Greek: stoma = mouth. Latin: oesophagus = oesophagus; dentatus = with teeth; radiates = radiating; venulosus = in veins; bifurcatus = with two terminal spikes; quadrispinulatus = with four spines. English: nodular worms.
Worldwide. Human cases due to O. bifurcatus in West Africa (Togo, Ghana), which normally occurs in monkeys, have a considerable local medical importance. In European pig farms, Oesophagostomum worms reach prevalence rates of up to 80 %.
O. dentatum, O. quadrispinulatum in pigs and boars
O.venulosum, O. radiatum, O. columbianum in ruminants
O. bifurcatus in monkeys and humans
50–80 μm × 25–45 μm (O. dentatum, O. quadrispinulatum)
60–100 μm × 40–60 μm (O. radiatum, O. venulosum).
All Oesophagostomum species do not suck blood. The eggs produce on the meadow the larva 1, which hatches from the egg and develops within 6–8 days into the infectious larva 3. If these larvae 3 are ingested, most of them reach maturity without any waiting stage within 6 weeks. Some of the larvae, however, are enclosed in nodules (3–10 mm in diameter, Fig. 1). These hypobiotic larvae start their development into maturity only when the first adults have been discharged from the intestine (due to self-healing or due to chemotherapy). They thus act like a “reserve pool.”
Symptoms of Disease
Depending on the amount of worms, the animals show retarded growth, loss of weight, and bad reproduction besides slimy diarrheas. In the case of infections of monkeys and humans, severe inflammations of the colon may occur. Some cases ended fatal. Repeated infections of animals, however, lead to protection from severe symptoms.
Oral uptake of infectious larvae 3.

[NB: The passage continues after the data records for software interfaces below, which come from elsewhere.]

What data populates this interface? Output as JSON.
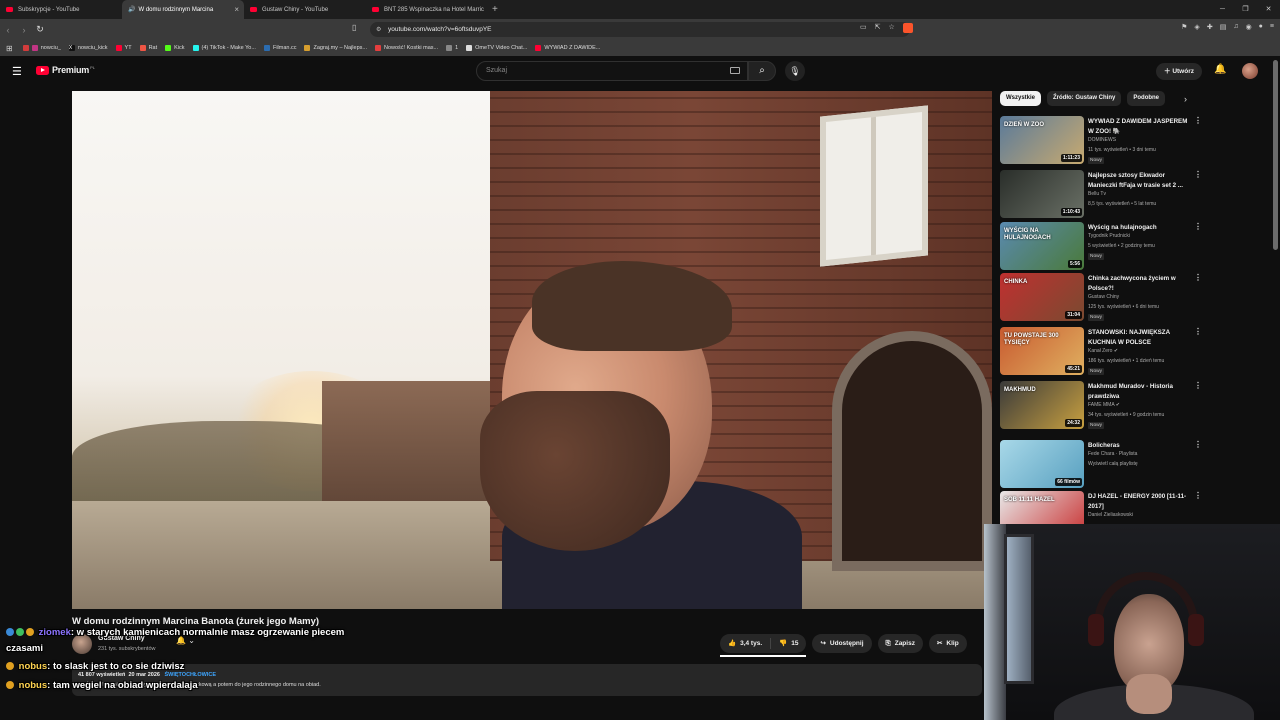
{
  "browser": {
    "tabs": [
      {
        "title": "Subskrypcje - YouTube",
        "active": false
      },
      {
        "title": "W domu rodzinnym Marcina",
        "active": true
      },
      {
        "title": "Gustaw Chiny - YouTube",
        "active": false
      },
      {
        "title": "BNT 285 Wspinaczka na Hotel Marric",
        "active": false
      }
    ],
    "new_tab": "+",
    "url": "youtube.com/watch?v=6oftsduvpYE",
    "bookmarks": [
      "nowciu_",
      "nowciu_kick",
      "YT",
      "Rat",
      "Kick",
      "(4) TikTok - Make Yo...",
      "Filman.cc",
      "Zagraj.my – Najleps...",
      "Nowość! Kostki mas...",
      "1",
      "OmeTV Video Chat...",
      "WYWIAD Z DAWIDE..."
    ]
  },
  "header": {
    "logo_text": "Premium",
    "logo_country": "PL",
    "search_placeholder": "Szukaj",
    "create_label": "Utwórz"
  },
  "video": {
    "title": "W domu rodzinnym Marcina Banota (żurek jego Mamy)",
    "channel": "Gustaw Chiny",
    "subscribers": "231 tys. subskrybentów",
    "likes": "3,4 tys.",
    "dislikes": "15",
    "share_label": "Udostępnij",
    "save_label": "Zapisz",
    "clip_label": "Klip",
    "views": "41 807 wyświetleń",
    "date": "20 mar 2026",
    "hashtag": "ŚWIĘTOCHŁOWICE",
    "description": "na Śląsku! Najpierw idziemy na ściankę wspinaczkową a potem do jego rodzinnego domu na obiad."
  },
  "chat": [
    {
      "user": "ziomek",
      "message": ": w starych kamienicach normalnie masz ogrzewanie piecem"
    },
    {
      "user": "",
      "message": "czasami"
    },
    {
      "user": "nobus",
      "message": ": to slask jest to co sie dziwisz"
    },
    {
      "user": "nobus",
      "message": ": tam wegiel na obiad wpierdalaja"
    }
  ],
  "sidebar": {
    "chips": [
      "Wszystkie",
      "Źródło: Gustaw Chiny",
      "Podobne"
    ],
    "items": [
      {
        "title": "WYWIAD Z DAWIDEM JASPEREM W ZOO! 🐘",
        "channel": "DOMINEWS",
        "meta": "11 tys. wyświetleń • 3 dni temu",
        "badge": "Nowy",
        "duration": "1:11:23",
        "colors": [
          "#5a7a9a",
          "#c8aa70"
        ],
        "thumb_text": "DZIEŃ W ZOO"
      },
      {
        "title": "Najlepsze sztosy Ekwador Manieczki ftFaja w trasie set 2 ...",
        "channel": "Bellu Tv",
        "meta": "8,5 tys. wyświetleń • 5 lat temu",
        "badge": "",
        "duration": "1:10:43",
        "colors": [
          "#2a2e2a",
          "#6a7066"
        ],
        "thumb_text": ""
      },
      {
        "title": "Wyścig na hulajnogach",
        "channel": "Tygodnik Prudnicki",
        "meta": "5 wyświetleń • 2 godziny temu",
        "badge": "Nowy",
        "duration": "5:56",
        "colors": [
          "#5a8ab0",
          "#4a7a3a"
        ],
        "thumb_text": "WYŚCIG NA HULAJNOGACH"
      },
      {
        "title": "Chinka zachwycona życiem w Polsce?!",
        "channel": "Gustaw Chiny",
        "meta": "125 tys. wyświetleń • 6 dni temu",
        "badge": "Nowy",
        "duration": "31:04",
        "colors": [
          "#c03030",
          "#7a4a30"
        ],
        "thumb_text": "CHINKA"
      },
      {
        "title": "STANOWSKI: NAJWIĘKSZA KUCHNIA W POLSCE",
        "channel": "Kanał Zero ✔",
        "meta": "186 tys. wyświetleń • 1 dzień temu",
        "badge": "Nowy",
        "duration": "45:21",
        "colors": [
          "#c85a30",
          "#e0b060"
        ],
        "thumb_text": "TU POWSTAJE 300 TYSIĘCY"
      },
      {
        "title": "Makhmud Muradov - Historia prawdziwa",
        "channel": "FAME MMA ✔",
        "meta": "34 tys. wyświetleń • 9 godzin temu",
        "badge": "Nowy",
        "duration": "24:32",
        "colors": [
          "#3a3a3a",
          "#c8a040"
        ],
        "thumb_text": "MAKHMUD"
      },
      {
        "title": "Bolicheras",
        "channel": "Fede Chara · Playlista",
        "meta": "Wyświetl całą playlistę",
        "badge": "",
        "duration": "66 filmów",
        "colors": [
          "#a8d8e8",
          "#58a0c0"
        ],
        "thumb_text": ""
      },
      {
        "title": "DJ HAZEL - ENERGY 2000 [11-11-2017]",
        "channel": "Daniel Zieliaskowski",
        "meta": "",
        "badge": "",
        "duration": "",
        "colors": [
          "#e8e8e8",
          "#c83030"
        ],
        "thumb_text": "SOB 11.11 HAZEL"
      }
    ]
  }
}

Rotation of pasture use.
Five to seven days.
Species specific two to six weeks.
Two to six months.
See Nematocidal drugs, animals.